Problem to solve:
In the entries below, filter for the word "JSON" and copy every matching line.

Records for the task:
________

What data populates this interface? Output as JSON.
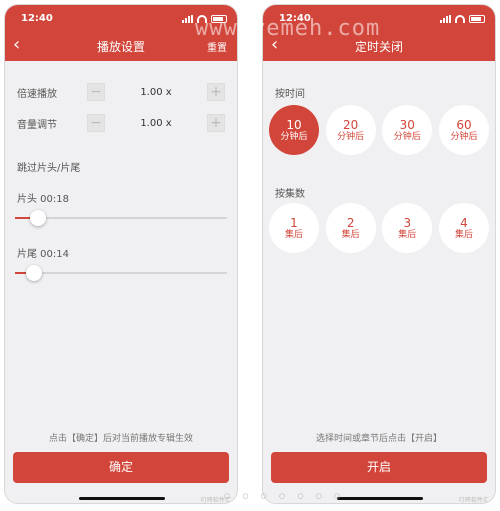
{
  "watermark": "www.yemeh.com",
  "status": {
    "time": "12:40"
  },
  "left": {
    "title": "播放设置",
    "action": "重置",
    "speed": {
      "label": "倍速播放",
      "value": "1.00 x"
    },
    "volume": {
      "label": "音量调节",
      "value": "1.00 x"
    },
    "skip_title": "跳过片头/片尾",
    "intro": {
      "label": "片头 00:18",
      "fraction": 0.11
    },
    "outro": {
      "label": "片尾 00:14",
      "fraction": 0.09
    },
    "hint": "点击【确定】后对当前播放专辑生效",
    "confirm": "确定",
    "credit": "叮咚软件汇"
  },
  "right": {
    "title": "定时关闭",
    "by_time": "按时间",
    "time_options": [
      {
        "num": "10",
        "unit": "分钟后"
      },
      {
        "num": "20",
        "unit": "分钟后"
      },
      {
        "num": "30",
        "unit": "分钟后"
      },
      {
        "num": "60",
        "unit": "分钟后"
      }
    ],
    "by_episode": "按集数",
    "episode_options": [
      {
        "num": "1",
        "unit": "集后"
      },
      {
        "num": "2",
        "unit": "集后"
      },
      {
        "num": "3",
        "unit": "集后"
      },
      {
        "num": "4",
        "unit": "集后"
      }
    ],
    "hint": "选择时间或章节后点击【开启】",
    "start": "开启",
    "credit": "叮咚软件汇"
  },
  "page_dots": "○ ○ ○ ○ ○ ○ ○",
  "colors": {
    "accent": "#d2453a",
    "background": "#f0f0f2"
  },
  "icons": {
    "back": "chevron-left-icon",
    "minus": "minus-icon",
    "plus": "plus-icon"
  }
}
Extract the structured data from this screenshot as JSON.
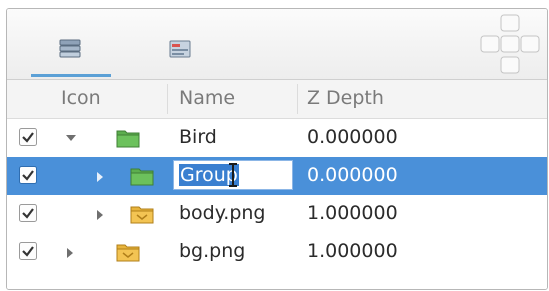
{
  "tabs": [
    {
      "icon": "layers-icon",
      "active": true
    },
    {
      "icon": "params-icon",
      "active": false
    }
  ],
  "columns": {
    "icon": "Icon",
    "name": "Name",
    "zdepth": "Z Depth"
  },
  "rows": [
    {
      "checked": true,
      "expanded": true,
      "depth_level": 0,
      "icon": "group-folder-icon",
      "name": "Bird",
      "zdepth": "0.000000",
      "selected": false
    },
    {
      "checked": true,
      "expanded": false,
      "depth_level": 1,
      "icon": "group-folder-icon",
      "name": "Group",
      "zdepth": "0.000000",
      "selected": true,
      "editing": true
    },
    {
      "checked": true,
      "expanded": false,
      "depth_level": 1,
      "icon": "image-layer-icon",
      "name": "body.png",
      "zdepth": "1.000000",
      "selected": false
    },
    {
      "checked": true,
      "expanded": false,
      "depth_level": 0,
      "icon": "image-layer-icon",
      "name": "bg.png",
      "zdepth": "1.000000",
      "selected": false
    }
  ],
  "colors": {
    "selection": "#4a90d9",
    "tab_indicator": "#5ba0d6",
    "group_folder": "#5cae4e",
    "image_layer": "#e8b43c"
  }
}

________

Exercise answer:
What data populates this interface? Output as JSON.
Extract the structured data from this screenshot as JSON.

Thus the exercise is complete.